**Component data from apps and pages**
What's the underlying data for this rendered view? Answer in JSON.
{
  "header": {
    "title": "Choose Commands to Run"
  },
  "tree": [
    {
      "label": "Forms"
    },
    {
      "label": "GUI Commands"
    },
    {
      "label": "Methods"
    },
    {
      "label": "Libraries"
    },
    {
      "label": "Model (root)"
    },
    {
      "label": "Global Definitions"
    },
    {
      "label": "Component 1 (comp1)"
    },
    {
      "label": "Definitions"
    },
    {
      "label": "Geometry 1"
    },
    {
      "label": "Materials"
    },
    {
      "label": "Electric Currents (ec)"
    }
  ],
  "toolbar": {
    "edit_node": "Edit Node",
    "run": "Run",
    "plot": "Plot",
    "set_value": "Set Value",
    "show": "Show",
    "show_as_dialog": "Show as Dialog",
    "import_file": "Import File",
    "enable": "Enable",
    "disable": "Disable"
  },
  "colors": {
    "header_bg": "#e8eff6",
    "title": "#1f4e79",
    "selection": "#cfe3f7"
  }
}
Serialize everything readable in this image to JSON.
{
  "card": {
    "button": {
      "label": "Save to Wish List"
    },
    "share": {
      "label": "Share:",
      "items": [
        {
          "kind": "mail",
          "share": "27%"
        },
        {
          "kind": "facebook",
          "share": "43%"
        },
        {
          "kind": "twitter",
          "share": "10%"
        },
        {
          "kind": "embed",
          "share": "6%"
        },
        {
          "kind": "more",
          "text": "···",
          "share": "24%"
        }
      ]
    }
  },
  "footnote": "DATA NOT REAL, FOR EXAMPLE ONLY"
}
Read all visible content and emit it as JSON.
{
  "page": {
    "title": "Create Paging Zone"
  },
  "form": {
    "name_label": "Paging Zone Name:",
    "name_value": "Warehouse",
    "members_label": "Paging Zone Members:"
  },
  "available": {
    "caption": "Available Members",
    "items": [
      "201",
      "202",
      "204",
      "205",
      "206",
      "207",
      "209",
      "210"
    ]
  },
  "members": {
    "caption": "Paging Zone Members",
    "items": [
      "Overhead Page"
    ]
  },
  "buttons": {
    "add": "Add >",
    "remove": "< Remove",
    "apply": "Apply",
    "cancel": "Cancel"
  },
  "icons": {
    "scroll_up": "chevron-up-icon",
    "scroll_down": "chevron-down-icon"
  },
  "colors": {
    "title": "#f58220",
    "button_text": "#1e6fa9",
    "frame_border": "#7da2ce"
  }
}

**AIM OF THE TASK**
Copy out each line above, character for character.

**TASK OUTPUT**
What's the underlying data for this rendered view? Answer in JSON.
{
  "header": {
    "title": "Choose Commands to Run"
  },
  "tree": [
    {
      "label": "Forms"
    },
    {
      "label": "GUI Commands"
    },
    {
      "label": "Methods"
    },
    {
      "label": "Libraries"
    },
    {
      "label": "Model (root)"
    },
    {
      "label": "Global Definitions"
    },
    {
      "label": "Component 1 (comp1)"
    },
    {
      "label": "Definitions"
    },
    {
      "label": "Geometry 1"
    },
    {
      "label": "Materials"
    },
    {
      "label": "Electric Currents (ec)"
    }
  ],
  "toolbar": {
    "edit_node": "Edit Node",
    "run": "Run",
    "plot": "Plot",
    "set_value": "Set Value",
    "show": "Show",
    "show_as_dialog": "Show as Dialog",
    "import_file": "Import File",
    "enable": "Enable",
    "disable": "Disable"
  },
  "colors": {
    "header_bg": "#e8eff6",
    "title": "#1f4e79",
    "selection": "#cfe3f7"
  }
}
Serialize everything readable in this image to JSON.
{
  "card": {
    "button": {
      "label": "Save to Wish List"
    },
    "share": {
      "label": "Share:",
      "items": [
        {
          "kind": "mail",
          "share": "27%"
        },
        {
          "kind": "facebook",
          "share": "43%"
        },
        {
          "kind": "twitter",
          "share": "10%"
        },
        {
          "kind": "embed",
          "share": "6%"
        },
        {
          "kind": "more",
          "text": "···",
          "share": "24%"
        }
      ]
    }
  },
  "footnote": "DATA NOT REAL, FOR EXAMPLE ONLY"
}
Read all visible content and emit it as JSON.
{
  "page": {
    "title": "Create Paging Zone"
  },
  "form": {
    "name_label": "Paging Zone Name:",
    "name_value": "Warehouse",
    "members_label": "Paging Zone Members:"
  },
  "available": {
    "caption": "Available Members",
    "items": [
      "201",
      "202",
      "204",
      "205",
      "206",
      "207",
      "209",
      "210"
    ]
  },
  "members": {
    "caption": "Paging Zone Members",
    "items": [
      "Overhead Page"
    ]
  },
  "buttons": {
    "add": "Add >",
    "remove": "< Remove",
    "apply": "Apply",
    "cancel": "Cancel"
  },
  "icons": {
    "scroll_up": "chevron-up-icon",
    "scroll_down": "chevron-down-icon"
  },
  "colors": {
    "title": "#f58220",
    "button_text": "#1e6fa9",
    "frame_border": "#7da2ce"
  }
}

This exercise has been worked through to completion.